Getting back to working on my e-book, Speechwriting for Leaders.

Some of this is fruity and unexpected and highly operational stuff, if I say so myself. How about the current chapter on e-heckling:

Some events make a virtue of the interactivity provided by IT. Screens round the walls of the auditorium carry live Tweets or other e-comments responding to the speaker as the speech is continuing. These Tweets/comments may have been posted on the Internet by people sitting in the room itself, or by people on the other side of the planet following the speech via a live feed.

In other words, leaders get a different sort of conversation with the audience in the room and beyond whether they like it or not. These days a leader making a speech needs the intellectual wherewithal to cope with these flickering distractions in the room on the day. If a leader’s team and speechwriter have done their homework, they will have checked whether live Twitter-screens will be in the room and briefed the boss to try to keep an eye on them to check what is being said.

Random e-heckling can be devastatingly disruptive. Some women speakers have found themselves embarrassed and rattled by sexist comments about their clothes/appearance scrolling across conference screens while they’re speaking. Or a leader might find that a Twitter follower is posting  for a large e-audience scathingly sarcastic but highly effective abuse denouncing the speaker’s words, within seconds of those words being uttered.

Imagine a leader giving a serious, substantive speech but not noticing that the screens in the room are carrying a witty live e-demolition of those very words. The Tweets undermining the speaker may be sexist or racist, or merely sharp and funny, or utterly untrue (HAHAHA this heroic socialist lectures us on world poverty while wearing a FAT ROLEX COSTING $10000!!!! LOL #hypocrite #jerk #stringemup).
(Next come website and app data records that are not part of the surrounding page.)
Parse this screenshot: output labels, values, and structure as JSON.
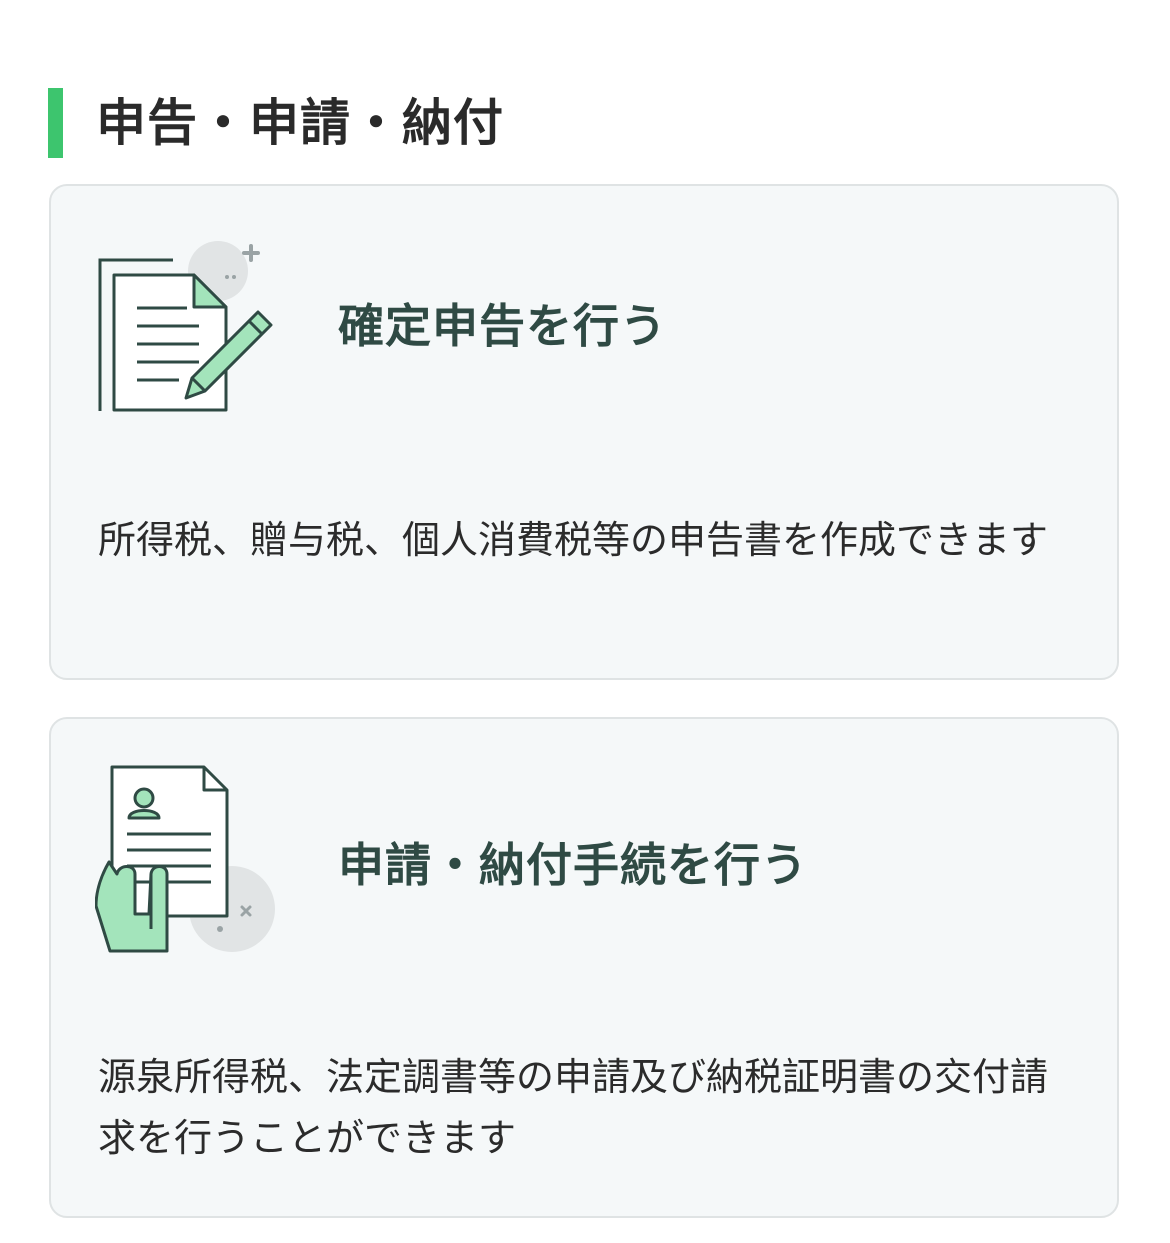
{
  "section": {
    "title": "申告・申請・納付"
  },
  "cards": [
    {
      "icon": "document-pen-icon",
      "title": "確定申告を行う",
      "description": "所得税、贈与税、個人消費税等の申告書を作成できます"
    },
    {
      "icon": "hand-holding-document-icon",
      "title": "申請・納付手続を行う",
      "description": "源泉所得税、法定調書等の申請及び納税証明書の交付請求を行うことができます"
    }
  ],
  "colors": {
    "accent": "#3dc56e",
    "card_background": "#f5f8f9",
    "card_border": "#dfe3e4",
    "title_text": "#2f4a44",
    "icon_stroke": "#2f4a44",
    "icon_fill_green": "#a3e4bb"
  }
}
The audience starts tittering at the incongruity of this situation. The leader thinks that the audience is laughing with the speech, not at the leader’s plight, and adjusts his/her words accordingly. This produces more e-banter and more audience hilarity. The speaker and speech spiral out of control but the speaker does not know why. Horrendous…

A huge part of any speech is getting off to a good start. Thus this, from an earlier piece on this site:

I was helping someone the other day with some well-chosen words for a senior private occasion of some 100 people. The task? Suggesting ideas for the seemingly simple task of opening the proceedings and introducing the main speaker(s).

Of course it’s not so simple. The words had to be effective and touching to match the occasion.

So we worked up some pithy phrases, saying several Big Things in a few words, and with an explicit personal touch. On the night, a huge success. Three loud bursts of spontaneous applause from the distinguished audience in a four minute opening.

So, folks, if you are out there grappling with the scary task of having to make a speech and finding your bowels tightening (or otherwise) with nerves, think about telling a story, then linking that story to the point of the gathering. The more unobvious and unexpected the story is when it starts, the better.

People don’t remember extended opening courtesies and flowery language. In fact, they barely listen to them, waiting instead for something interesting to happen.

They will remember – and appreciate – words that come from deep in you. Words that tell a story which (even if it sounds corny when you look at it on the page) means something to you or the occasion.

The story need not even be true – you can purport to tell a true story that leads into a roundabout joke which links back to the occasion. The one of the multilingual dog applying for a job works in all contexts. Or you can tackle things head-on:

“Ladies and Gentlemen – you are expecting me to give you a speech. But I am no good at public speaking. So you’ll be pleased to hear that I’m going to tell you a story instead.

What’s more, it’s a true story … no, it really is!”

Within seconds you’ll have them hanging on your every word. Agog, wanting you to keep going, not to shut up and sit down. Can’t miss.

Note that when I say that ‘the story need not be true’, I do not mean telling lies.

Rather speak from the start using ideas and imagery grounded in real-life events (or apparently real-life events) rather than animated abstractions. That can be done by drawing on episodes which have happened to you, or on funny stories/jokes which have a real-life feel to them.

A speech is an artificial event. The speaker has to try to engage as if personally with a large group of people, many of whom s/he has never met and who may be some distance away in the room – even harder to accomplish when speaking outside. So catch their attention right from the start by asking a question:

“Do you know what I saw yesterday?”

“I was unusually pleased to get the invitation to come here today. You don’t know why. So let me tell you …”

“This morning I sat down to prepare this speech. After two hours’ work, I ripped it all up. Why did I find it so difficult? Let me tell you…”

Any of these openings and many more like them will quickly get the audience tending to like you – and wanting More…

Back to the grindstone.